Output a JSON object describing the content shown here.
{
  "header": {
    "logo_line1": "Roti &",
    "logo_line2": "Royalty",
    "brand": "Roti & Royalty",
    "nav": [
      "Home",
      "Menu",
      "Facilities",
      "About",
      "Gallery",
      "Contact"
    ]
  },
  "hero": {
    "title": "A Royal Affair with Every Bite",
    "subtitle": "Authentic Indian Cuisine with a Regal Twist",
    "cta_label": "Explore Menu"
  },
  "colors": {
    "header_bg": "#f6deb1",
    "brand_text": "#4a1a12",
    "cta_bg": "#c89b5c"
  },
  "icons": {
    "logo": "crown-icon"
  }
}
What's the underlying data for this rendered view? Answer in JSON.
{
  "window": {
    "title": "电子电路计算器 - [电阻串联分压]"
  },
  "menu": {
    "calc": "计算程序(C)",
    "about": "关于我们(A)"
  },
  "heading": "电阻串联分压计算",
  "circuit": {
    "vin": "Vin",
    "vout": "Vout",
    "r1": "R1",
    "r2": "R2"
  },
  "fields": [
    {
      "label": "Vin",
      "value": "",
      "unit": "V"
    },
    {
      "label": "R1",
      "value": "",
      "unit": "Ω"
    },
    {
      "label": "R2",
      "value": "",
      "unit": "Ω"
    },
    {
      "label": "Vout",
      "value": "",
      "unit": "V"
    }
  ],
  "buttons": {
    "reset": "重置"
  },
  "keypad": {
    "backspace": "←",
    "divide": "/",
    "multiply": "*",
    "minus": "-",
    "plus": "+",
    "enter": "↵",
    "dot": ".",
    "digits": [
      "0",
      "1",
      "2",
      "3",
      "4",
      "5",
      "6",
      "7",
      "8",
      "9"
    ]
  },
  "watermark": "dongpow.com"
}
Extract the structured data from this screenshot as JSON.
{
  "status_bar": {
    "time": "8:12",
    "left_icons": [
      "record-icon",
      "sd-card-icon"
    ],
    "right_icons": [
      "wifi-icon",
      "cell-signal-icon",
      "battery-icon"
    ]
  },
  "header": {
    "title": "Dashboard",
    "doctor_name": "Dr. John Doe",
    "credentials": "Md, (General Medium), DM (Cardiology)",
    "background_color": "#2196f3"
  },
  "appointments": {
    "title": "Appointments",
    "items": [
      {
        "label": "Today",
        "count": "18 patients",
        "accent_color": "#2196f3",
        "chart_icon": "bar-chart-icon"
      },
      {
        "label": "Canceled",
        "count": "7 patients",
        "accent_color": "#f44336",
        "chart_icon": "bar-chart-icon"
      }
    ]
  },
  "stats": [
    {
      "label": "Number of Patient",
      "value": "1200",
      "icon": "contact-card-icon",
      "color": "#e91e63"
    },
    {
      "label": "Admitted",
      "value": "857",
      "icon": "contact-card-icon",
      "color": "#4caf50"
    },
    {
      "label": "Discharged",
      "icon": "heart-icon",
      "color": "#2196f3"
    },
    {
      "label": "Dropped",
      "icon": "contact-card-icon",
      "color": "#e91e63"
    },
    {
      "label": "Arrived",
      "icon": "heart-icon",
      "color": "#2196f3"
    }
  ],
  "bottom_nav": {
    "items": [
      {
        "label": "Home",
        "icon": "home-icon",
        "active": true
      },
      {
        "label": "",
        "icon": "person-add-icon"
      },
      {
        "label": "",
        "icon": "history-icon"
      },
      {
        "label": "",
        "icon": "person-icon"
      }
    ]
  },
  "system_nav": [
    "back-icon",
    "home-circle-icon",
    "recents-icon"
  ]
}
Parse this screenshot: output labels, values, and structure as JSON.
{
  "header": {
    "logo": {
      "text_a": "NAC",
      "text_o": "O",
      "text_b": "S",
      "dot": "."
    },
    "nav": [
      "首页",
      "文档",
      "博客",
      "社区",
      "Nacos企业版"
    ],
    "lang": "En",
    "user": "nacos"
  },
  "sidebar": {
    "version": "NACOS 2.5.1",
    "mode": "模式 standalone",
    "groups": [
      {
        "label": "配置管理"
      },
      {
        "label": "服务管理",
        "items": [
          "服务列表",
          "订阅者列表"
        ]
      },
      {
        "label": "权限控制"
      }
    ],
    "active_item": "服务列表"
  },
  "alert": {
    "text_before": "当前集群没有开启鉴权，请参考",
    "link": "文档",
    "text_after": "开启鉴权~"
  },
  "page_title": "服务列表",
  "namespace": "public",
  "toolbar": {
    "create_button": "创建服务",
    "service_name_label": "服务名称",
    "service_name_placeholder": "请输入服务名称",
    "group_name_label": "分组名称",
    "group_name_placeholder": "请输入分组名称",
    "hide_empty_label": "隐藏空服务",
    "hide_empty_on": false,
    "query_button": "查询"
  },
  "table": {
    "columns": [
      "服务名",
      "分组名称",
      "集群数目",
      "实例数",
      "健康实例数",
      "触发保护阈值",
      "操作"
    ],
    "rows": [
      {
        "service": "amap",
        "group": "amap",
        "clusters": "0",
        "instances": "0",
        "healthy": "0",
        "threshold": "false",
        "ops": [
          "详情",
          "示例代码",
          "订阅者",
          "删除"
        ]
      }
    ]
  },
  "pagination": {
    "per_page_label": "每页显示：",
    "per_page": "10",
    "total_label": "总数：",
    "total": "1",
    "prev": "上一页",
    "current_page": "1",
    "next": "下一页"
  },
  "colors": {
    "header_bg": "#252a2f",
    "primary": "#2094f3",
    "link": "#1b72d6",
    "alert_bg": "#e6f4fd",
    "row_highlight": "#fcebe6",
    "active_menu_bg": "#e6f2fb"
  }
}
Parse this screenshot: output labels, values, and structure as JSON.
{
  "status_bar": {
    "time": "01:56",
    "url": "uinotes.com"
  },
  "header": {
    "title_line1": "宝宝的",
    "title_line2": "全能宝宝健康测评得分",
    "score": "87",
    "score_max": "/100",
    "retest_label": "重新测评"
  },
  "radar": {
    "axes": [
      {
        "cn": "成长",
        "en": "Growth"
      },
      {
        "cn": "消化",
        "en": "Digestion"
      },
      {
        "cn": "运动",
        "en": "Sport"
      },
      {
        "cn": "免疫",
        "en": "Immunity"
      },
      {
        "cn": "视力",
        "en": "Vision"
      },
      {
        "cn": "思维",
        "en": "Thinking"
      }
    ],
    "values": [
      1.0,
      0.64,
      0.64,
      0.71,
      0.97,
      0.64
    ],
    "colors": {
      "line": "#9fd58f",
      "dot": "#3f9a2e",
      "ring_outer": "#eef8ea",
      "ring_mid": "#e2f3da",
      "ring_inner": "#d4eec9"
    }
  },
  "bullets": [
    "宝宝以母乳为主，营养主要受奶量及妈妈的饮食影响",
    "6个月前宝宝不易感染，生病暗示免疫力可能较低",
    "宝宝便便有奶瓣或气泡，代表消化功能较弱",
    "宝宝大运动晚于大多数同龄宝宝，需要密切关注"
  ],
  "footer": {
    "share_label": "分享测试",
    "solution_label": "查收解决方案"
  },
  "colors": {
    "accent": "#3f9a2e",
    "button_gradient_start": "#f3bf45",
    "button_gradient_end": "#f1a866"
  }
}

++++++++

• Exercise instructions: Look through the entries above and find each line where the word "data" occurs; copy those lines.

• Expected output:
What's the underlying data for this rendered view? Answer in JSON.
Extract the structured data from this screenshot as JSON.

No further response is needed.